    What do Bone and Silly Putty® have in Common?: A Lesson on Bone Viscoelasticity

    Learning Objectives
    • Students will be able to explain how the anatomical structure of long bones relates to their function.
    • Students will be able to define viscoelasticity, hysteresis, anisotropy, stiffness, strength, ductility, and toughness.
    • Students will be able to identify the elastic and plastic regions of a stress-strain curve. They will be able to correlate each phase of the stress-strain curve with physical changes to bone.
    • Students will be able to predict how a bone would respond to changes in the magnitude of an applied force, and to variations in the speed or angle at which a force is applied.
    • Students will be able to determine the reason(s) why bone injuries occur more frequently during athletic events than during normal everyday use.
  • A photo of grizzly bears fishing in the McNeil Falls in Alaska, taken using BearCam by Lawrence Griffing.

    Authentic Ecological Inquiries Using BearCam Archives

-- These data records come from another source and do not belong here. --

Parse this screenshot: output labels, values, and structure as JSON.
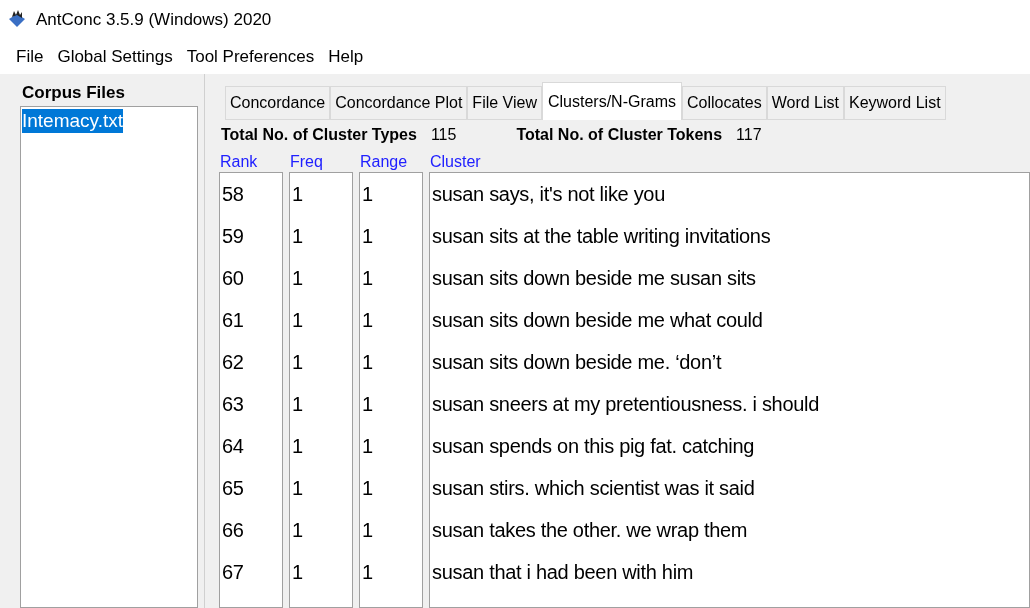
{
  "window": {
    "title": "AntConc 3.5.9 (Windows) 2020"
  },
  "menu": [
    "File",
    "Global Settings",
    "Tool Preferences",
    "Help"
  ],
  "corpus_files": {
    "heading": "Corpus Files",
    "items": [
      {
        "label": "Intemacy.txt",
        "selected": true
      }
    ]
  },
  "tabs": [
    {
      "label": "Concordance",
      "selected": false
    },
    {
      "label": "Concordance Plot",
      "selected": false
    },
    {
      "label": "File View",
      "selected": false
    },
    {
      "label": "Clusters/N-Grams",
      "selected": true
    },
    {
      "label": "Collocates",
      "selected": false
    },
    {
      "label": "Word List",
      "selected": false
    },
    {
      "label": "Keyword List",
      "selected": false
    }
  ],
  "totals": [
    {
      "label": "Total No. of Cluster Types",
      "value": "115"
    },
    {
      "label": "Total No. of Cluster Tokens",
      "value": "117"
    }
  ],
  "table": {
    "columns": [
      "Rank",
      "Freq",
      "Range",
      "Cluster"
    ],
    "rows": [
      [
        "58",
        "1",
        "1",
        "susan says,  it's not like you"
      ],
      [
        "59",
        "1",
        "1",
        "susan sits at the table writing invitations"
      ],
      [
        "60",
        "1",
        "1",
        "susan sits down beside me  susan sits"
      ],
      [
        "61",
        "1",
        "1",
        "susan sits down beside me  what could"
      ],
      [
        "62",
        "1",
        "1",
        "susan sits down beside me.  ‘don’t"
      ],
      [
        "63",
        "1",
        "1",
        "susan sneers at my pretentiousness.  i should"
      ],
      [
        "64",
        "1",
        "1",
        "susan spends on this pig fat. catching"
      ],
      [
        "65",
        "1",
        "1",
        "susan stirs.  which scientist was it said"
      ],
      [
        "66",
        "1",
        "1",
        "susan takes the other.  we wrap them"
      ],
      [
        "67",
        "1",
        "1",
        "susan that i had been with him"
      ]
    ]
  }
}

    Learning Objectives
    Students will be able to:
    • conduct an authentic ecological inquiry including
      • generate a testable hypothesis based on observations,
      • design investigation with appropriate sampling selection and variables,
      • collect and analyze data following the design, and
      • interpret results and draw conclusions based on the evidence.
    • write a research report with appropriate structure and style.
    • evaluate the quality of inquiry reports using a rubric.
    • conduct peer review to evaluate and provide feedback to others' work.
    • revise the inquiry report based on peer feedback and self-assessment.
  • This collage contains original images taken by the course instructor. The images show a microscopic view of stomata on the underside of a Brassica rapa leaf (A), B. rapa plants in their growth trays (B), a flowering B. rapa plant (C), and different concentrations of foliar protein (D). Photos edited via Microsoft Windows Photo Editor and Phototastic Collage Maker.

    A flexible, multi-week approach to plant biology - How will plants respond to higher levels of CO2?

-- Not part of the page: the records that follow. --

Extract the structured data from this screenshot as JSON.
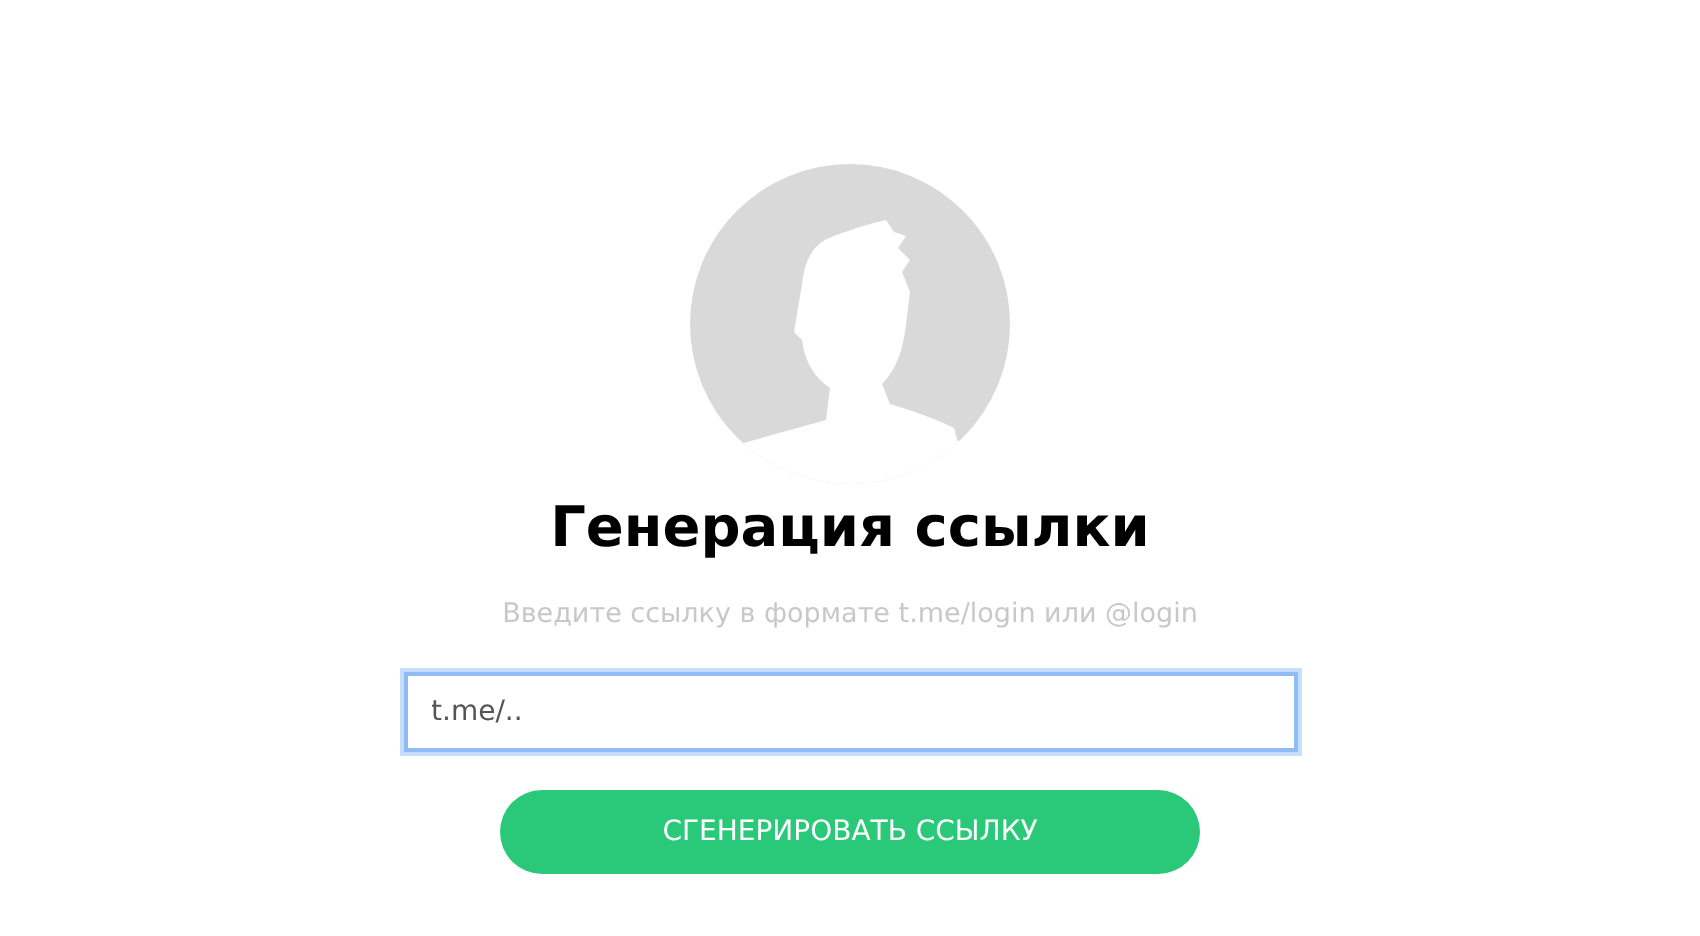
{
  "title": "Генерация ссылки",
  "subtitle": "Введите ссылку в формате t.me/login или @login",
  "link_field": {
    "value": "t.me/..",
    "focused": true
  },
  "button": "СГЕНЕРИРОВАТЬ ССЫЛКУ"
}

    Learning Objectives
    Students will be able to:
    • Apply findings from each week's lesson to make predictions and informed hypotheses about the next week's lesson.
    • Keep a detailed laboratory notebook.
    • Write and peer-edit the sections of a scientific paper, and collaboratively write an entire lab report in the form of a scientific research paper.
    • Search for, find, and read scientific research papers.
    • Work together as a team to conduct experiments.
    • Connect findings and ideas from each week's lesson to get a broader understanding of how plants will respond to higher levels of CO2 (e.g., stomatal density, photosynthetic/respiratory rates, foliar protein concentrations, growth, and resource allocation).
    Note: Additional, more specific objectives are included with each of the four lessons (Supporting Files S1-S4)